▸ **EXERCISE DIRECTIONS**
Should an entry contain an image, leave the image out and repeat the entry's text exactly.

▸ **DATA FOR PROCESSING**
Start of Block

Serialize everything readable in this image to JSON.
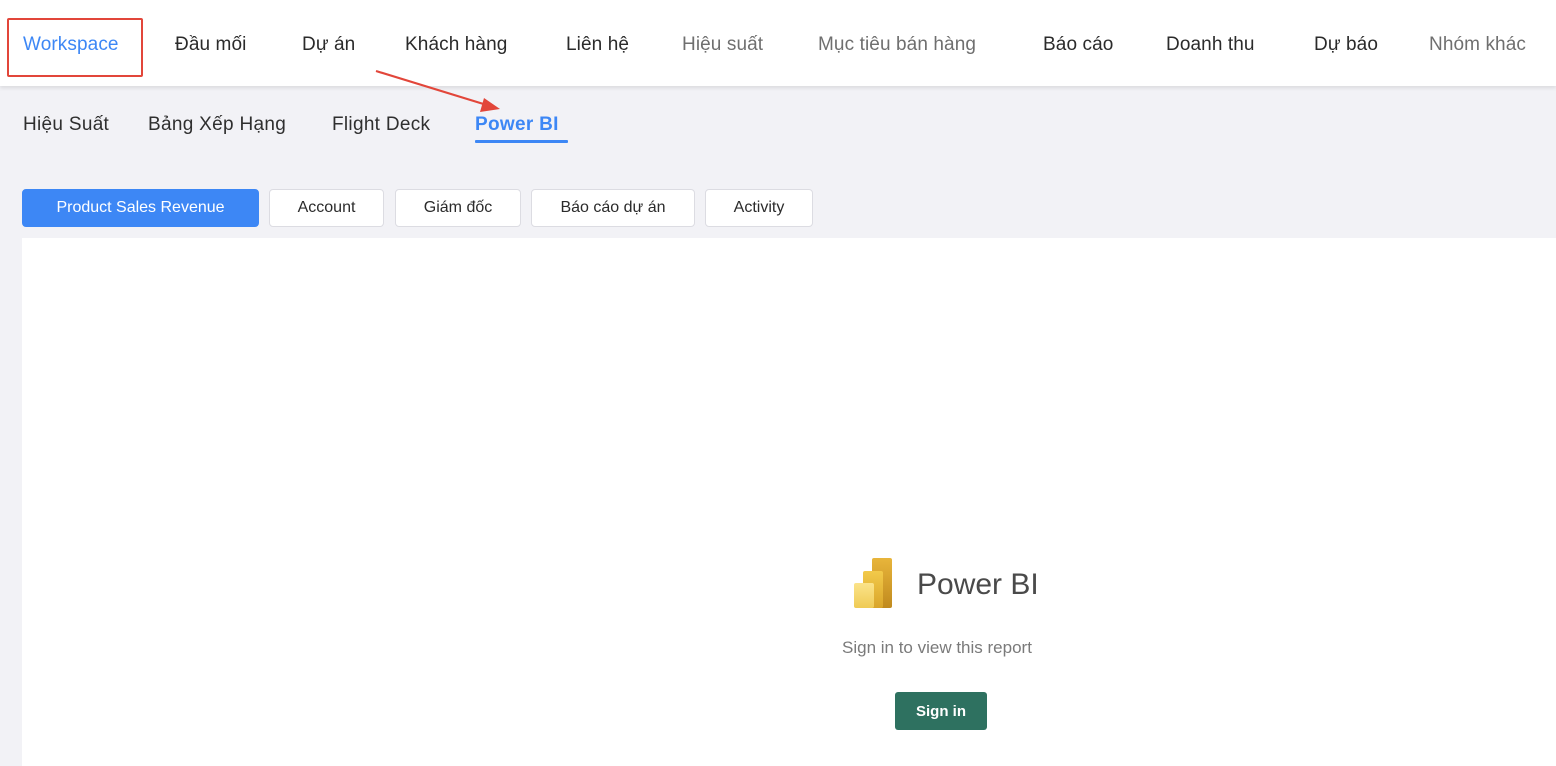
{
  "top_nav": {
    "items": [
      {
        "label": "Workspace"
      },
      {
        "label": "Đầu mối"
      },
      {
        "label": "Dự án"
      },
      {
        "label": "Khách hàng"
      },
      {
        "label": "Liên hệ"
      },
      {
        "label": "Hiệu suất"
      },
      {
        "label": "Mục tiêu bán hàng"
      },
      {
        "label": "Báo cáo"
      },
      {
        "label": "Doanh thu"
      },
      {
        "label": "Dự báo"
      },
      {
        "label": "Nhóm khác"
      }
    ]
  },
  "sub_nav": {
    "items": [
      {
        "label": "Hiệu Suất"
      },
      {
        "label": "Bảng Xếp Hạng"
      },
      {
        "label": "Flight Deck"
      },
      {
        "label": "Power BI"
      }
    ]
  },
  "report_tabs": {
    "items": [
      {
        "label": "Product Sales Revenue"
      },
      {
        "label": "Account"
      },
      {
        "label": "Giám đốc"
      },
      {
        "label": "Báo cáo dự án"
      },
      {
        "label": "Activity"
      }
    ]
  },
  "report": {
    "brand": "Power BI",
    "message": "Sign in to view this report",
    "signin_label": "Sign in"
  },
  "colors": {
    "accent": "#3d87f5",
    "annotation": "#e2463a",
    "signin_button": "#2e7160"
  },
  "icons": {
    "brand_logo": "power-bi-logo-icon"
  }
}
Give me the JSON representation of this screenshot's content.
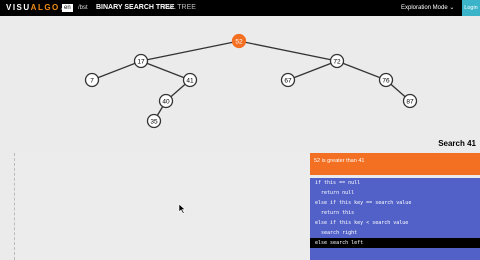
{
  "topbar": {
    "logo": {
      "part1": "VISU",
      "part2": "ALGO",
      "part3": ".net"
    },
    "lang": "en",
    "lang_path": "/bst",
    "title": "BINARY SEARCH TREE",
    "alt_title": "AVL TREE",
    "mode": "Exploration Mode",
    "login": "Login"
  },
  "tree": {
    "nodes": [
      "52",
      "17",
      "72",
      "7",
      "41",
      "67",
      "76",
      "40",
      "87",
      "35"
    ]
  },
  "status": {
    "title": "Search 41",
    "message": "52 is greater than 41"
  },
  "code": [
    "if this == null",
    "  return null",
    "else if this key == search value",
    "  return this",
    "else if this key < search value",
    "  search right",
    "else search left"
  ],
  "colors": {
    "accent": "#f36f21",
    "code_bg": "#5261c8",
    "login_bg": "#3bb4c9"
  }
}
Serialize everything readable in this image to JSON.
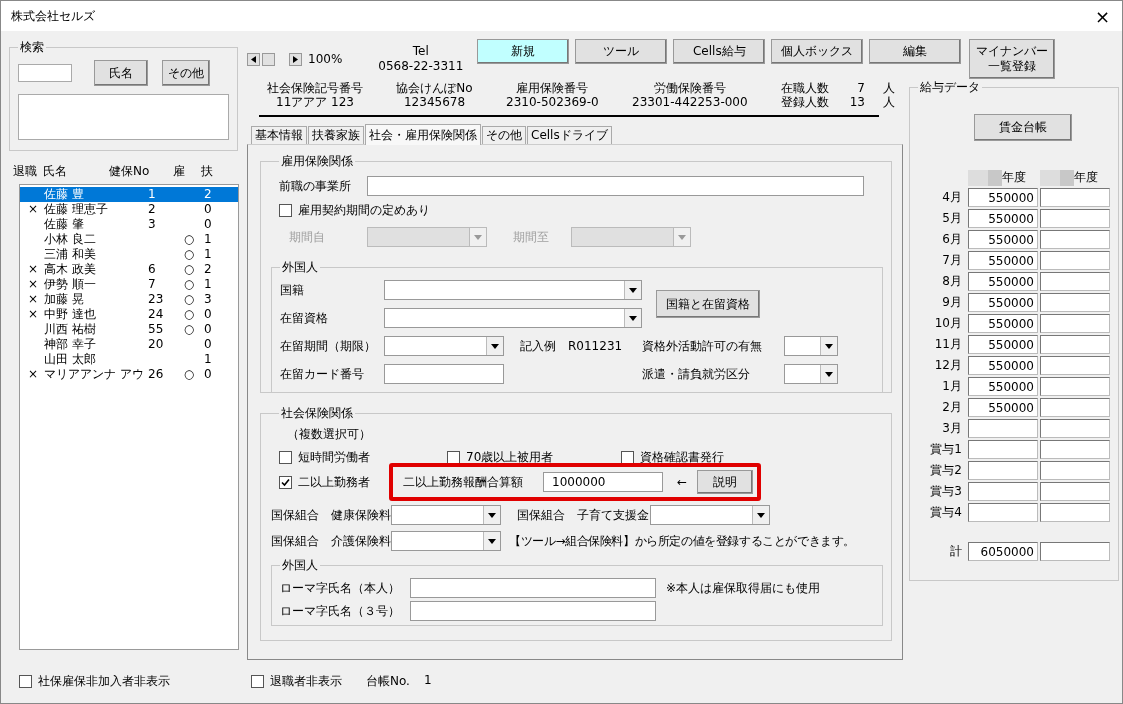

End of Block

▸ **WRITTEN RESPONSE**
Serialize everything readable in this image to JSON.
{
  "top_nav": {
    "items": [
      {
        "label": "Workspace"
      },
      {
        "label": "Đầu mối"
      },
      {
        "label": "Dự án"
      },
      {
        "label": "Khách hàng"
      },
      {
        "label": "Liên hệ"
      },
      {
        "label": "Hiệu suất"
      },
      {
        "label": "Mục tiêu bán hàng"
      },
      {
        "label": "Báo cáo"
      },
      {
        "label": "Doanh thu"
      },
      {
        "label": "Dự báo"
      },
      {
        "label": "Nhóm khác"
      }
    ]
  },
  "sub_nav": {
    "items": [
      {
        "label": "Hiệu Suất"
      },
      {
        "label": "Bảng Xếp Hạng"
      },
      {
        "label": "Flight Deck"
      },
      {
        "label": "Power BI"
      }
    ]
  },
  "report_tabs": {
    "items": [
      {
        "label": "Product Sales Revenue"
      },
      {
        "label": "Account"
      },
      {
        "label": "Giám đốc"
      },
      {
        "label": "Báo cáo dự án"
      },
      {
        "label": "Activity"
      }
    ]
  },
  "report": {
    "brand": "Power BI",
    "message": "Sign in to view this report",
    "signin_label": "Sign in"
  },
  "colors": {
    "accent": "#3d87f5",
    "annotation": "#e2463a",
    "signin_button": "#2e7160"
  },
  "icons": {
    "brand_logo": "power-bi-logo-icon"
  }
}
Give me the JSON representation of this screenshot's content.
{
  "topbar": {
    "logo": {
      "part1": "VISU",
      "part2": "ALGO",
      "part3": ".net"
    },
    "lang": "en",
    "lang_path": "/bst",
    "title": "BINARY SEARCH TREE",
    "alt_title": "AVL TREE",
    "mode": "Exploration Mode",
    "login": "Login"
  },
  "tree": {
    "nodes": [
      "52",
      "17",
      "72",
      "7",
      "41",
      "67",
      "76",
      "40",
      "87",
      "35"
    ]
  },
  "status": {
    "title": "Search 41",
    "message": "52 is greater than 41"
  },
  "code": [
    "if this == null",
    "  return null",
    "else if this key == search value",
    "  return this",
    "else if this key < search value",
    "  search right",
    "else search left"
  ],
  "colors": {
    "accent": "#f36f21",
    "code_bg": "#5261c8",
    "login_bg": "#3bb4c9"
  }
}
Serialize everything readable in this image to JSON.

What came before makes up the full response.